● What the exercise asks
Check every line of the data below for the string "this", and copy the ones that hold it.

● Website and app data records

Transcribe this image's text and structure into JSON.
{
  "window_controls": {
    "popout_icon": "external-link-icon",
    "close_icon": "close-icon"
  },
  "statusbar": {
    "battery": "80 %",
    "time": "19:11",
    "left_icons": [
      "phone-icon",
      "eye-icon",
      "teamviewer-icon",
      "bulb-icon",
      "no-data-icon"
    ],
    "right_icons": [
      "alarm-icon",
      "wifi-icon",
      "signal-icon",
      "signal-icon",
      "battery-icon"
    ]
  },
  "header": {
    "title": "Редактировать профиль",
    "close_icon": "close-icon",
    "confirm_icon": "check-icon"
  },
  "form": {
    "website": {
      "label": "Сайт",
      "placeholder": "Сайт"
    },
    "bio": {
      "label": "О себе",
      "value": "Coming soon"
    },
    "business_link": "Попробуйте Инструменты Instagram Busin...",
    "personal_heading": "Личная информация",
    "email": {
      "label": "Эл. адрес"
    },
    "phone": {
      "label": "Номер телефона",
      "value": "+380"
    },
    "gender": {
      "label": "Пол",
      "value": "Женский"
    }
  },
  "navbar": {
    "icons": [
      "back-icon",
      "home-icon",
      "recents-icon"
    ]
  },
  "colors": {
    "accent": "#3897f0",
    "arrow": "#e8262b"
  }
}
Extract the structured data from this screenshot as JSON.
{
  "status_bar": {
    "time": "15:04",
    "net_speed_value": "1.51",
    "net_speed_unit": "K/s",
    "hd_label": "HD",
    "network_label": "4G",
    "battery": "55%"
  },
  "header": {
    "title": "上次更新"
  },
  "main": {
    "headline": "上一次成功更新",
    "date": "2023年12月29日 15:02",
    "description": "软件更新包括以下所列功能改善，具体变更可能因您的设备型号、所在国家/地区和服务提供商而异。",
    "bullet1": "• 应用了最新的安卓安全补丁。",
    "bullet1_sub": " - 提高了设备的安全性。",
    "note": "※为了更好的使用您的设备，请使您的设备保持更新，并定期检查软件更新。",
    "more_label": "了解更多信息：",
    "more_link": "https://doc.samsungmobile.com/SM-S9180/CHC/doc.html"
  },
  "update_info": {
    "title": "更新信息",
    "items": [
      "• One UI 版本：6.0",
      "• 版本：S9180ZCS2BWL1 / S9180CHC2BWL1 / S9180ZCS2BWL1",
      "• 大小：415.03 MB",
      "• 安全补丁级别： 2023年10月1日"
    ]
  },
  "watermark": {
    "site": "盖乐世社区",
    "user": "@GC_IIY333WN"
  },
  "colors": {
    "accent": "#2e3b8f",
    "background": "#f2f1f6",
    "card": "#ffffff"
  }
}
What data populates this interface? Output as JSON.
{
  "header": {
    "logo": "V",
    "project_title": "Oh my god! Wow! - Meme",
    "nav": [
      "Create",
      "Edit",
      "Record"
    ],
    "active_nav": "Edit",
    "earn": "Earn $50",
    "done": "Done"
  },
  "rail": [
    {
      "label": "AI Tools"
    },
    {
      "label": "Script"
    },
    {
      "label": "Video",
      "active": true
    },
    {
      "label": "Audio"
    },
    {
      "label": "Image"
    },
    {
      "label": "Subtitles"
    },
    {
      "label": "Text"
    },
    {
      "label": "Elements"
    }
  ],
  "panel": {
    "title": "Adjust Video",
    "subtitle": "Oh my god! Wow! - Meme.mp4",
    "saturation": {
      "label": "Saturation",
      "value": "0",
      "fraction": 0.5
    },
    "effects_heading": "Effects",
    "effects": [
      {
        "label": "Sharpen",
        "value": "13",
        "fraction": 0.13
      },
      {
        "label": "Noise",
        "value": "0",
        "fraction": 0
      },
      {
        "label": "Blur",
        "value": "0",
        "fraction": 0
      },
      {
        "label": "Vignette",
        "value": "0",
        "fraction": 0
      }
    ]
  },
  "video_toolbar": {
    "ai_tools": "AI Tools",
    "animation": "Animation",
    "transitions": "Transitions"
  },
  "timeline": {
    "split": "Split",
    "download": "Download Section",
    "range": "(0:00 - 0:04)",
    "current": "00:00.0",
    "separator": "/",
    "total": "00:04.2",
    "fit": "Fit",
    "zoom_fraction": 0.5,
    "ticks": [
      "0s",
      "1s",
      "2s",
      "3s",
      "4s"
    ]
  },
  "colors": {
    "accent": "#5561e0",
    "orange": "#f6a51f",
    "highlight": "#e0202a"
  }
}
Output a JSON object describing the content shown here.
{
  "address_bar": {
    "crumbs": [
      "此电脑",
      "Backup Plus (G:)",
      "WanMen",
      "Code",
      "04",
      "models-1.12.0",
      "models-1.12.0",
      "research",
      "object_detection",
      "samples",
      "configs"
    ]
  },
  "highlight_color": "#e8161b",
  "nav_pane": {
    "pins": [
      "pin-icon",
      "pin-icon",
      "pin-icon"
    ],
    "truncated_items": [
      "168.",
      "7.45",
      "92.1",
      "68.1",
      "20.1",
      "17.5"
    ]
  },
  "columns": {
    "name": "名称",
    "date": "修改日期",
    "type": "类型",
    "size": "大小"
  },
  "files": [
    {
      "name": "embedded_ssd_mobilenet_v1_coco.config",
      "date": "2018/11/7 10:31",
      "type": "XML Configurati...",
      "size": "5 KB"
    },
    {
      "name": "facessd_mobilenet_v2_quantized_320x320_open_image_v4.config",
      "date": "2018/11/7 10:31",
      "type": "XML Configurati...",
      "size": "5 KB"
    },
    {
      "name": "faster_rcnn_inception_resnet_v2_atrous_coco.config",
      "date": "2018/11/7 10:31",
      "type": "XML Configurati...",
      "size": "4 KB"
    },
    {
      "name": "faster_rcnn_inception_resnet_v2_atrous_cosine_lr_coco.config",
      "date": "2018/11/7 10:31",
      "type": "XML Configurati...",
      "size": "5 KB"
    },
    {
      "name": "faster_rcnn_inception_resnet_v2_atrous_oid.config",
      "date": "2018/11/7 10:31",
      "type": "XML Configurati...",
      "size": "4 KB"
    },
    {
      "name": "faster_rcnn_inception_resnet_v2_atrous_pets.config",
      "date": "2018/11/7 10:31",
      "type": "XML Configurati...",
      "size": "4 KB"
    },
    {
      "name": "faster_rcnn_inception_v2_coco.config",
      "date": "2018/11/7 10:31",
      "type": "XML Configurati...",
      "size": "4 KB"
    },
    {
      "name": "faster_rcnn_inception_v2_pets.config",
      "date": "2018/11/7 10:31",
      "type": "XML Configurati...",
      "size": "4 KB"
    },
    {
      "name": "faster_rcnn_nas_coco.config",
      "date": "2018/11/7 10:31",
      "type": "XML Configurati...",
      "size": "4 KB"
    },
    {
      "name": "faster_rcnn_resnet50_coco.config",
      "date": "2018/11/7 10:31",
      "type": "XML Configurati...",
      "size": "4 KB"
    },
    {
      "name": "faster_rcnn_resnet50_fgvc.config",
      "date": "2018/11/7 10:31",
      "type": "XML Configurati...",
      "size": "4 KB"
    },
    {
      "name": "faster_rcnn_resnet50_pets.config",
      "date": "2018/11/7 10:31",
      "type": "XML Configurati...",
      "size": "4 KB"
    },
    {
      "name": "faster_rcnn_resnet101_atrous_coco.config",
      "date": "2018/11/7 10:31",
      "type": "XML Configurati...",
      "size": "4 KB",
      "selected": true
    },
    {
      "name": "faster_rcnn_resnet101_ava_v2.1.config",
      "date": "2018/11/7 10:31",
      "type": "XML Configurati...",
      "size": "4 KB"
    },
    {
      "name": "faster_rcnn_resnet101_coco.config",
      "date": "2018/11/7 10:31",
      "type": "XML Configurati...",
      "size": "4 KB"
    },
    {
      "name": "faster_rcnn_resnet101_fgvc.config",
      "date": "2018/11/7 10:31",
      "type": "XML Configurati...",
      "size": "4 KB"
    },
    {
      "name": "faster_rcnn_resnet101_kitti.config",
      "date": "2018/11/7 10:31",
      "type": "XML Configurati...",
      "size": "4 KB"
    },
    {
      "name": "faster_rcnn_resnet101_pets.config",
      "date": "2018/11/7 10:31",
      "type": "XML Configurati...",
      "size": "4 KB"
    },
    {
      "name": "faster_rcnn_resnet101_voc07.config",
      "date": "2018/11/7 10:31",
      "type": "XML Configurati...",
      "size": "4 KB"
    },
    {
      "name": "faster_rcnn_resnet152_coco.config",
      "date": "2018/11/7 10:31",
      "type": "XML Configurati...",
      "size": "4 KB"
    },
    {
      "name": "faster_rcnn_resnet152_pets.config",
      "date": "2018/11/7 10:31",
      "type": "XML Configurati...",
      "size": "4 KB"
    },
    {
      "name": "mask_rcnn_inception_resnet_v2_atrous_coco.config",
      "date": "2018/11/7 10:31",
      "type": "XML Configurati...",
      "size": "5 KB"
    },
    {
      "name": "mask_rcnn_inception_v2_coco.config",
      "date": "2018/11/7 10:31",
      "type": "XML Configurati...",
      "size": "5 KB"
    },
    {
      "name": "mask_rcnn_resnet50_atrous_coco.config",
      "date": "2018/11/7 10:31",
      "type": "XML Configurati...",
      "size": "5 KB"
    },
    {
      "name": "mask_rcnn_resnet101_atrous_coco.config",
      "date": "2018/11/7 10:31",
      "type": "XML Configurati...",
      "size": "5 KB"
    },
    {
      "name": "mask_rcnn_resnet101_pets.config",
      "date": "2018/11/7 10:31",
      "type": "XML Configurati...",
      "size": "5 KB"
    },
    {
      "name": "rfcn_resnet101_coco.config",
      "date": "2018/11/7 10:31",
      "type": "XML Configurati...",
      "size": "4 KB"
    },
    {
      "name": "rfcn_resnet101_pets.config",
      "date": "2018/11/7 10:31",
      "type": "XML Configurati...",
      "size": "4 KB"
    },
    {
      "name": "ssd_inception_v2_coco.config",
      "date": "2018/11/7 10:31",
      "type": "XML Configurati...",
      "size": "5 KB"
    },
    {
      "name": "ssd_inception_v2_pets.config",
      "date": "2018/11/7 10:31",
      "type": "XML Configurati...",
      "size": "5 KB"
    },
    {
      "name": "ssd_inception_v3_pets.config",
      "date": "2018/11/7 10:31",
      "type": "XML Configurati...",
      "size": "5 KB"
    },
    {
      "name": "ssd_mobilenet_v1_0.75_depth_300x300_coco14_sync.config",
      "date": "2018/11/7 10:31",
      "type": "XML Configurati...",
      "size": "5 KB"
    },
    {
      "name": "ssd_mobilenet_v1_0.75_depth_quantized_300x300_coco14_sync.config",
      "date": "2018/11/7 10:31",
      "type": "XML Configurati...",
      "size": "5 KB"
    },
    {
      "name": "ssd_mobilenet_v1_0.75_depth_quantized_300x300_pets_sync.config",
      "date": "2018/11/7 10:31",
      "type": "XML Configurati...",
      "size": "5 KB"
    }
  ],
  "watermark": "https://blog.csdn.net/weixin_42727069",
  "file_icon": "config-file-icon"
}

● Response to the task
Transcribe this image's text and structure into JSON.
Extract the structured data from this screenshot as JSON.
What data populates this interface? Output as JSON.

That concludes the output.